Posted by: Ed Tittel
It’s the strangest thing: my son wants to learn to program a computer, so I’m helping out at his school library every Wednesday morning, where intrepid members of the Round Rock ISD IT staff volunteer to teach a class on Microsoft’s free SmallBasic . We start at the ungodly hour of 6:30, and help 31 students learn how to use this small but powerful IDE for building programs. Robert Eckstein is the lead instructor (he works for the central IT service group for the whole school system), ably assisted by Robert Heard (he’s the IT guy at Cactus Ranch Elementary, where the class actually meets). What’s strange and wonderful about the class is how excited the students are to make a computer do something, how quick they are to pick up on the language and its capabilities, and how intensely interested they are in digging ever deeper into what the toolset enables them to accomplish.

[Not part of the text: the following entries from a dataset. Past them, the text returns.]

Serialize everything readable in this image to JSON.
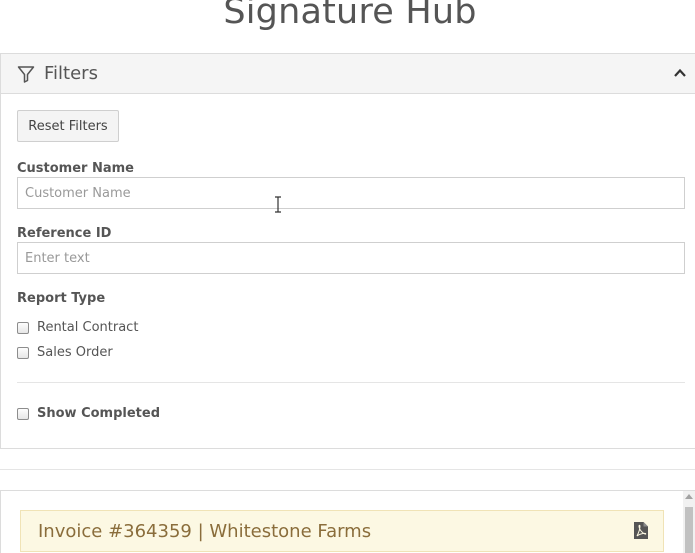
{
  "page": {
    "title": "Signature Hub"
  },
  "filters": {
    "header_label": "Filters",
    "reset_label": "Reset Filters",
    "customer_name": {
      "label": "Customer Name",
      "value": "",
      "placeholder": "Customer Name"
    },
    "reference_id": {
      "label": "Reference ID",
      "value": "",
      "placeholder": "Enter text"
    },
    "report_type": {
      "label": "Report Type",
      "options": [
        {
          "label": "Rental Contract",
          "checked": false
        },
        {
          "label": "Sales Order",
          "checked": false
        }
      ]
    },
    "show_completed": {
      "label": "Show Completed",
      "checked": false
    }
  },
  "results": {
    "items": [
      {
        "title": "Invoice #364359 | Whitestone Farms",
        "icon": "pdf-file-icon"
      }
    ]
  },
  "icons": {
    "filter": "funnel-icon",
    "collapse": "chevron-up-icon",
    "pdf": "pdf-file-icon",
    "cursor": "text-cursor-icon"
  },
  "colors": {
    "card_background": "#fcf8e3",
    "card_text": "#8a6d3b",
    "header_background": "#f5f5f5",
    "border": "#dcdcdc"
  }
}
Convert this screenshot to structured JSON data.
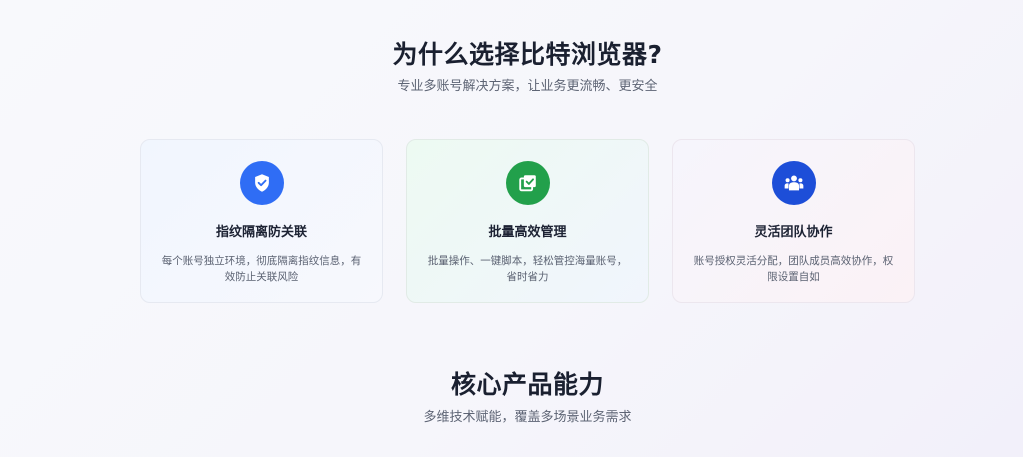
{
  "why_section": {
    "title": "为什么选择比特浏览器?",
    "subtitle": "专业多账号解决方案，让业务更流畅、更安全"
  },
  "features": [
    {
      "icon": "shield-check-icon",
      "icon_color": "#2f6df5",
      "title": "指纹隔离防关联",
      "description": "每个账号独立环境，彻底隔离指纹信息，有效防止关联风险"
    },
    {
      "icon": "batch-edit-icon",
      "icon_color": "#22a04b",
      "title": "批量高效管理",
      "description": "批量操作、一键脚本，轻松管控海量账号，省时省力"
    },
    {
      "icon": "team-icon",
      "icon_color": "#1d4ed8",
      "title": "灵活团队协作",
      "description": "账号授权灵活分配，团队成员高效协作，权限设置自如"
    }
  ],
  "core_section": {
    "title": "核心产品能力",
    "subtitle": "多维技术赋能，覆盖多场景业务需求"
  }
}
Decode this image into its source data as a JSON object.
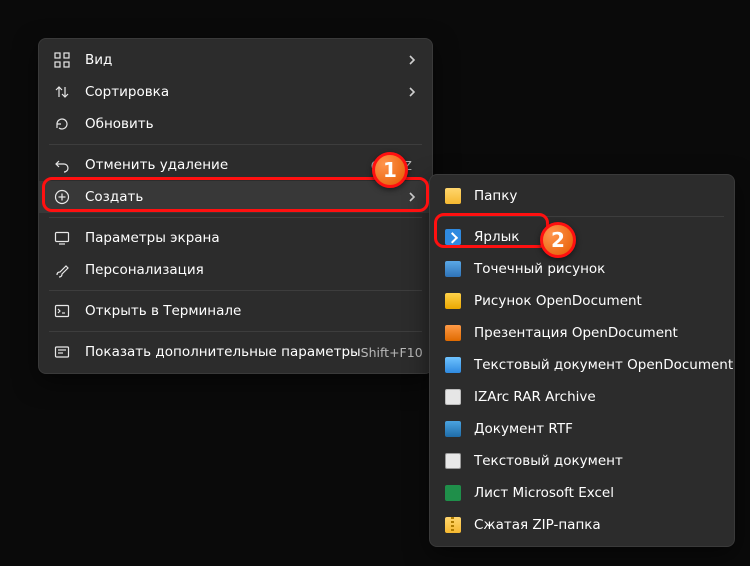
{
  "main_menu": {
    "items": [
      {
        "label": "Вид",
        "shortcut": "",
        "has_sub": true
      },
      {
        "label": "Сортировка",
        "shortcut": "",
        "has_sub": true
      },
      {
        "label": "Обновить",
        "shortcut": "",
        "has_sub": false
      }
    ],
    "group2": [
      {
        "label": "Отменить удаление",
        "shortcut": "Ctrl+Z",
        "has_sub": false
      },
      {
        "label": "Создать",
        "shortcut": "",
        "has_sub": true,
        "highlight": true
      }
    ],
    "group3": [
      {
        "label": "Параметры экрана",
        "shortcut": "",
        "has_sub": false
      },
      {
        "label": "Персонализация",
        "shortcut": "",
        "has_sub": false
      }
    ],
    "group4": [
      {
        "label": "Открыть в Терминале",
        "shortcut": "",
        "has_sub": false
      }
    ],
    "group5": [
      {
        "label": "Показать дополнительные параметры",
        "shortcut": "Shift+F10",
        "has_sub": false
      }
    ]
  },
  "sub_menu": {
    "items": [
      {
        "label": "Папку",
        "kind": "folder"
      },
      {
        "label": "Ярлык",
        "kind": "shortcut",
        "highlight": true
      },
      {
        "label": "Точечный рисунок",
        "kind": "bmp"
      },
      {
        "label": "Рисунок OpenDocument",
        "kind": "odg"
      },
      {
        "label": "Презентация OpenDocument",
        "kind": "odp"
      },
      {
        "label": "Текстовый документ OpenDocument",
        "kind": "odt"
      },
      {
        "label": "IZArc RAR Archive",
        "kind": "rar"
      },
      {
        "label": "Документ RTF",
        "kind": "rtf"
      },
      {
        "label": "Текстовый документ",
        "kind": "txt"
      },
      {
        "label": "Лист Microsoft Excel",
        "kind": "xlsx"
      },
      {
        "label": "Сжатая ZIP-папка",
        "kind": "zip"
      }
    ]
  },
  "annotations": {
    "badge1": "1",
    "badge2": "2"
  }
}
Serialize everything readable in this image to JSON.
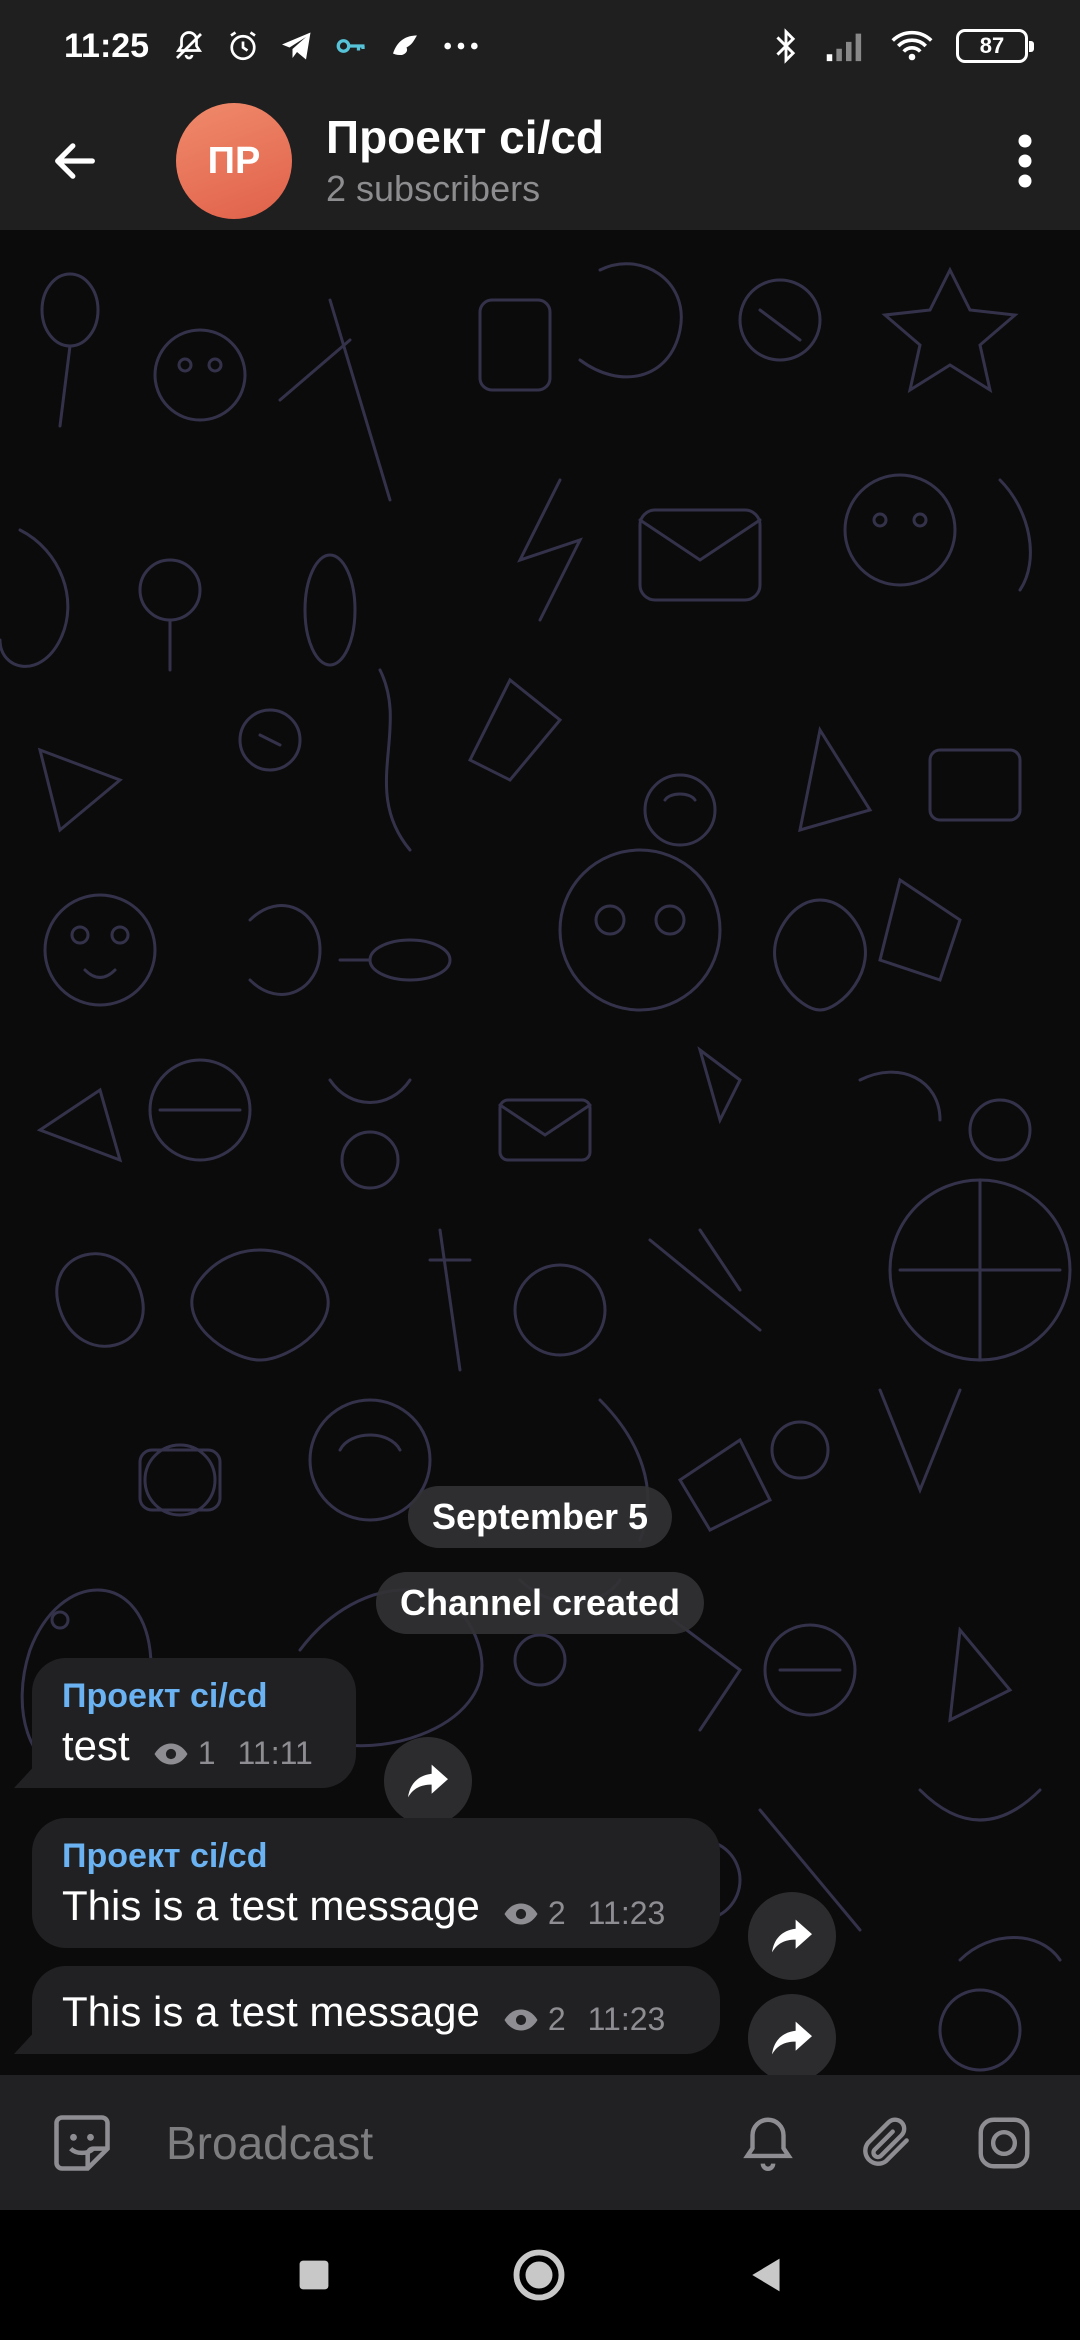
{
  "status_bar": {
    "time": "11:25",
    "battery": "87",
    "left_icons": [
      "mute-icon",
      "alarm-icon",
      "telegram-icon",
      "key-icon",
      "bird-icon",
      "more-dots-icon"
    ],
    "right_icons": [
      "bluetooth-icon",
      "signal-icon",
      "wifi-icon",
      "battery-icon"
    ]
  },
  "header": {
    "avatar_initials": "ПР",
    "title": "Проект ci/cd",
    "subtitle": "2 subscribers",
    "avatar_color": "#e46e55"
  },
  "chat": {
    "date_label": "September 5",
    "service_message": "Channel created",
    "messages": [
      {
        "sender": "Проект ci/cd",
        "text": "test",
        "views": "1",
        "time": "11:11"
      },
      {
        "sender": "Проект ci/cd",
        "text": "This is a test message",
        "views": "2",
        "time": "11:23"
      },
      {
        "sender": "",
        "text": "This is a test message",
        "views": "2",
        "time": "11:23"
      }
    ]
  },
  "composer": {
    "placeholder": "Broadcast"
  },
  "colors": {
    "accent": "#6ab2f2",
    "bubble": "#212123",
    "header": "#1f1f20"
  }
}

The MS Small Basic environment is easy to install, understand, and use, and features a very friendly autocomplete style of command/reserved word/variable substitution as students hack out bits of code.
This class consists of 4th and 5th graders, most of whom are just learning how to cut and paste, and starting to understand what keyboard shortcuts are, and how to use them. Seeing how excited and enthusiastic they are to be learning (and using) something new, I am reminded that even for old greybeards like myself, learning (and using) something new helps to bring interest and excitement to one’s working life. That’s why I encourage anyone who’s active in IT to create opportunities to study, learn, and play with things that interest them. Sure, there’s always the notion that time spent learning can — and often does — help to enhance or develop one’s career and often offers opportunities to advance or make changes that might otherwise not come along. But shoot, there’s also the sheer joy of learning and expanding one’s horizons, skills, and abilities. Seeing the shining eyes and glowing faces of the younger generation learning how to code, it’s a great opportunity to offer that same set of feelings and motivation to anyone who’s in need of a shot in the arm, career- or work-wise.
Go ahead: learn something! You won’t be sorry you did.